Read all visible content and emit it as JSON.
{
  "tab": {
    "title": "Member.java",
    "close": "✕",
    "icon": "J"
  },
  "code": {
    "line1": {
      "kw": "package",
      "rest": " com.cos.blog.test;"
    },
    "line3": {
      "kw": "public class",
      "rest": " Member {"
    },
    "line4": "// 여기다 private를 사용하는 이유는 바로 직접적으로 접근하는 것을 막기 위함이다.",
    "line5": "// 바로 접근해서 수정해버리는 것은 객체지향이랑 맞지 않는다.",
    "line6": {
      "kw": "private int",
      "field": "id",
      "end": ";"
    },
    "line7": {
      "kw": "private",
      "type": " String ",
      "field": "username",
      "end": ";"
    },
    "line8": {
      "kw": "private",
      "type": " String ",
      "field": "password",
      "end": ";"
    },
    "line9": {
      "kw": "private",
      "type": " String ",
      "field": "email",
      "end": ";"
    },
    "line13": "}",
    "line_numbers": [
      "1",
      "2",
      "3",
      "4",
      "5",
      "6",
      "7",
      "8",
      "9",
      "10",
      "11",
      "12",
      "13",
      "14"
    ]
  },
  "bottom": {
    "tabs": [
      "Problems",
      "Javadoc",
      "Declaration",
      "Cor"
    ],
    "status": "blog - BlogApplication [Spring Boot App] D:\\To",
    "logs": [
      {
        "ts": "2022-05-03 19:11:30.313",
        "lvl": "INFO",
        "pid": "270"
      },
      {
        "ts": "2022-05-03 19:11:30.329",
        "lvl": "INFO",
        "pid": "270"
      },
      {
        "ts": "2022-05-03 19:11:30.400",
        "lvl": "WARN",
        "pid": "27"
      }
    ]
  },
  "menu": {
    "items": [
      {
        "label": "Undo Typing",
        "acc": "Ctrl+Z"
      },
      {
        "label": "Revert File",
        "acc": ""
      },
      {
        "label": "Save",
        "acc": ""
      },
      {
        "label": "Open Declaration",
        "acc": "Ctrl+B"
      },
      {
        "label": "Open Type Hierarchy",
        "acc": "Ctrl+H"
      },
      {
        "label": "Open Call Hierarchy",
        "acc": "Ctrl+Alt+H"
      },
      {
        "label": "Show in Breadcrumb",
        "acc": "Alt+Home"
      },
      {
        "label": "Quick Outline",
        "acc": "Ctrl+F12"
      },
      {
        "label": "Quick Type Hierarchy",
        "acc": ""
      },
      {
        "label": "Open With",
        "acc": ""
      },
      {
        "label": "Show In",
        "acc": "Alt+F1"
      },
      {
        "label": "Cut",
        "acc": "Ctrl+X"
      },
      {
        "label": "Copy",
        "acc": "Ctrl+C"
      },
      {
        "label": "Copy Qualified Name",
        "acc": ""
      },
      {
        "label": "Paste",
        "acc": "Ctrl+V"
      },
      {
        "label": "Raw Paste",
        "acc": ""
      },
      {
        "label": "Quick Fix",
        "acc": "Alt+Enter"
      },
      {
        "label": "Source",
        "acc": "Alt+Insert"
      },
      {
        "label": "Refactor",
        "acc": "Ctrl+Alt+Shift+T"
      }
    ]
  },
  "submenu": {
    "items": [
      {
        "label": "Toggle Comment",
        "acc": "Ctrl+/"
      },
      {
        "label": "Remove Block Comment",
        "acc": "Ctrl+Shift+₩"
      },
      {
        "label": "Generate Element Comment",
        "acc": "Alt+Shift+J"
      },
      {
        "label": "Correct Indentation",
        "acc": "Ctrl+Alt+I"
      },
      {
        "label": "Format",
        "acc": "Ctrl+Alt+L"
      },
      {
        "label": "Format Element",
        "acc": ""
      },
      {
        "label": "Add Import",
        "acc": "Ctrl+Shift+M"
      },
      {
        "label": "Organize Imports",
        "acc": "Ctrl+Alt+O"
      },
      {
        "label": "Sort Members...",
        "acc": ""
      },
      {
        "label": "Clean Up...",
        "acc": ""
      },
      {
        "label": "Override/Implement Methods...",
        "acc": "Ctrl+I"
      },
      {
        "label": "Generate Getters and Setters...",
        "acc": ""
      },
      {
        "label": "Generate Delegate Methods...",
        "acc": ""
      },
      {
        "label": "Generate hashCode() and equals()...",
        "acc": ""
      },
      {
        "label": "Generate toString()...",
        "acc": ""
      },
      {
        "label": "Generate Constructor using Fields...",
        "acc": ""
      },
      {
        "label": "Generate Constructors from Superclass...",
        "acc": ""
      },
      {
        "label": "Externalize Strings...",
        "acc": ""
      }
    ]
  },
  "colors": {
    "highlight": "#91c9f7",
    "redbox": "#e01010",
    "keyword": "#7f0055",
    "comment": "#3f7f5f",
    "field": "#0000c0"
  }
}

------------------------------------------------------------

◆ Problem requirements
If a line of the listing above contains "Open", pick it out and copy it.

◆ Task solution
        "label": "Open Declaration",
        "label": "Open Type Hierarchy",
        "label": "Open Call Hierarchy",
        "label": "Open With",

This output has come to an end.